When Sharmila Thale lost everything she owned in a devastating house fire, she turned to Salesian missionaries for help. Now, she can support her small family with the money she earns at her Mumbai-based sandwich shop.
Sharmila was already quite familiar with the Salesians when disaster struck. As a member of the Shri Ganesh Self-Help Group -- one of 900 women’s empowerment organizations operated by the Don Bosco Development Society in Mumbai -- she had been learning about her rights, building self-advocacy skills, and developing financial literacy through specialized workshops and meetings.
“In impoverished communities throughout India and around the world, cultural barriers and inherent gender inequalities mean that girls and women do not have the same access to education as men, and are often discouraged from working outside the home,” says Father Mark Hyde, director of Salesian Missions. “Working to dismantle these barriers, in constructive and participatory ways, is one reason the Don Bosco Development Society -- and its self-help groups -- exist.”
Since 2001, the organization has sought to arm marginalized children and families with the tools and knowledge they need to secure a stable livelihood and build stronger, more resilient communities -- through poverty-eradication programs, sustainable development initiatives, education and skills training opportunities, and more. Today, according to Don Bosco Mumbai statistics, more than 10,000 women like Sharmila participate in Shri Ganesh Self-Help Groups in the west central states of Gujarat, Madhya Pradesh and Rajasthan.
After the fire left Sharmila’s family homeless, she approached Father Rolvin D’Mello, executive director of the Don Bosco Development Society, with a proposal.
“She wanted to start a sandwich shop in order to help the family get back on its feet,” he explains. “And we were delighted to assist!”
After teaching Sharmila how to manage a small business -- how to plan, budget, source ingredients and forecast sales -- Don Bosco Development Society staff helped her find and purchase a sandwich maker with grant money from Auxilium India, a Salesian-affiliated association based in Italy with particular interest in helping children and families rise out of poverty. Soon, Sharmila opened a small kiosk where she now earns the equivalent of $13 a day, selling a variety of sandwiches and other food items. While the official poverty line in India remains an item of heated debate, Sharmila’s daily profits are, by all measures, well above it.
“I am very grateful to Don Bosco Development Society for training me in this business, and helping me become self-reliant,” Sharmila says. And Fr. Rolvin shares her joy. “We are so glad to see Sharmila standing on her own two feet; she is a living example of our mission!”

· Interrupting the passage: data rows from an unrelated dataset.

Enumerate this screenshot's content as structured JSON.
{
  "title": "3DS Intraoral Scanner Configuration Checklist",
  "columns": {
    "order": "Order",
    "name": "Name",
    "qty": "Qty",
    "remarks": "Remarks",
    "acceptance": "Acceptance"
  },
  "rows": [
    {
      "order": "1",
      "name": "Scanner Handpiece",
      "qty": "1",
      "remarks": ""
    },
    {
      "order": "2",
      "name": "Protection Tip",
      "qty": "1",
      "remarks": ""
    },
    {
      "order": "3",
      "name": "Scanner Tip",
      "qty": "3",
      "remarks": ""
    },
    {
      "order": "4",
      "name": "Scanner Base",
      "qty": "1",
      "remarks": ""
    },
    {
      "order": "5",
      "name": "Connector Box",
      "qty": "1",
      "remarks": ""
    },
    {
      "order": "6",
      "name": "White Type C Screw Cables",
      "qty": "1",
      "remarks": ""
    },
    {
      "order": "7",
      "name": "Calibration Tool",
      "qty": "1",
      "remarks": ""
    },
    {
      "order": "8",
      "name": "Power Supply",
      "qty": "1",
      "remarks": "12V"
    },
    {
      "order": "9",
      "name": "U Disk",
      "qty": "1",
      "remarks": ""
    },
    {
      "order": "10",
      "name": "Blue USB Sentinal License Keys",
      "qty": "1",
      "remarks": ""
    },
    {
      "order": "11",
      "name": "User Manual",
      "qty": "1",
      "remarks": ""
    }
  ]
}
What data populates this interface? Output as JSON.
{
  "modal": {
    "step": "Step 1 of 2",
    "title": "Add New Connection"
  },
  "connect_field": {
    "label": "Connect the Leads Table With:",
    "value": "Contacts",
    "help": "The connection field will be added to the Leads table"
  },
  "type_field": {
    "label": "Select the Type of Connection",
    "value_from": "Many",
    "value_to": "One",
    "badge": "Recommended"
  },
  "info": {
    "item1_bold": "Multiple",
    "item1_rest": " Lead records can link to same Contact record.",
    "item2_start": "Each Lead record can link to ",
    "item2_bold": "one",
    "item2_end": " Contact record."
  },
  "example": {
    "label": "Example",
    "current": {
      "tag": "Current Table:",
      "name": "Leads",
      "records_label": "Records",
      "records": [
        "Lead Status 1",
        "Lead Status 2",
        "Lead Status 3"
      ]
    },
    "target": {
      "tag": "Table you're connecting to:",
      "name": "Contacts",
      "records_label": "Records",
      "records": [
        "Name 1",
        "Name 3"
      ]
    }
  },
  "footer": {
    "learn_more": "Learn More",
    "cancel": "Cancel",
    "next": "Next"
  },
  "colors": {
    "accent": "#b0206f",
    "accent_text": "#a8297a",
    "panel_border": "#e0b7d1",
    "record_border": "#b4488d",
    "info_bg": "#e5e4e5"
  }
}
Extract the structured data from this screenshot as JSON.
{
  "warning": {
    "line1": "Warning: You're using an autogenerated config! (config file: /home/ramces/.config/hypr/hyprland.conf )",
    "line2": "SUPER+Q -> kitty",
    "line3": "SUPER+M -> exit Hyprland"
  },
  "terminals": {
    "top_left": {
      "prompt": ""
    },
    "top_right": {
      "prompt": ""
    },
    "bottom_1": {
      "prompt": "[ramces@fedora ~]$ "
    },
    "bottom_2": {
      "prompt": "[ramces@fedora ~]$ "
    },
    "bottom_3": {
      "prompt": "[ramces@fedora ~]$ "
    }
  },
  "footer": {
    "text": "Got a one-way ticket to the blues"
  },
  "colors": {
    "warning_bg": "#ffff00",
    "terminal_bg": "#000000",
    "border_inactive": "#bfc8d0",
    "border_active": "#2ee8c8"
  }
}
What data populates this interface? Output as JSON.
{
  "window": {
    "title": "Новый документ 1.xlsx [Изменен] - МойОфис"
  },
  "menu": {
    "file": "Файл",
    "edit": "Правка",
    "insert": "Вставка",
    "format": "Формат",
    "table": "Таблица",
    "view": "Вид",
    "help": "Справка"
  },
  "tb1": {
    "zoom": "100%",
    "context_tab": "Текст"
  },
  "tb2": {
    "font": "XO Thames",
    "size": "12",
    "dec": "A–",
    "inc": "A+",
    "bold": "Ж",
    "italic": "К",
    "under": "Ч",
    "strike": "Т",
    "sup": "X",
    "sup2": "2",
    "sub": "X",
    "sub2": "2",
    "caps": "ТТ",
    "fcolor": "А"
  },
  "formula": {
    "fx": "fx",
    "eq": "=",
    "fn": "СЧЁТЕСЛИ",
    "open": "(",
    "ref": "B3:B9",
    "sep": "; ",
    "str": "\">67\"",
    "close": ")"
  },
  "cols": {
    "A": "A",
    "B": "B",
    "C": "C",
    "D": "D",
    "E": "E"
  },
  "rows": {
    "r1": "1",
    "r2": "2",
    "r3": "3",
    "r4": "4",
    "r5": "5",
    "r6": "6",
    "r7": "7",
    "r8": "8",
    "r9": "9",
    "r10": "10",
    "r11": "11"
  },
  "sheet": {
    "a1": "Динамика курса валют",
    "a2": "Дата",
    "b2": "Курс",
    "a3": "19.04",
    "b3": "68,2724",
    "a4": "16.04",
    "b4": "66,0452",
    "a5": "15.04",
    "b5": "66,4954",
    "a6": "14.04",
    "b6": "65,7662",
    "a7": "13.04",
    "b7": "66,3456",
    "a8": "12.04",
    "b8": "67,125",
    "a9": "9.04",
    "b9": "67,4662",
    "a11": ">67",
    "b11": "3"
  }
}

Our mission provides opportunities for women so that they can improve their prospects and the lives of their families. What’s your mission?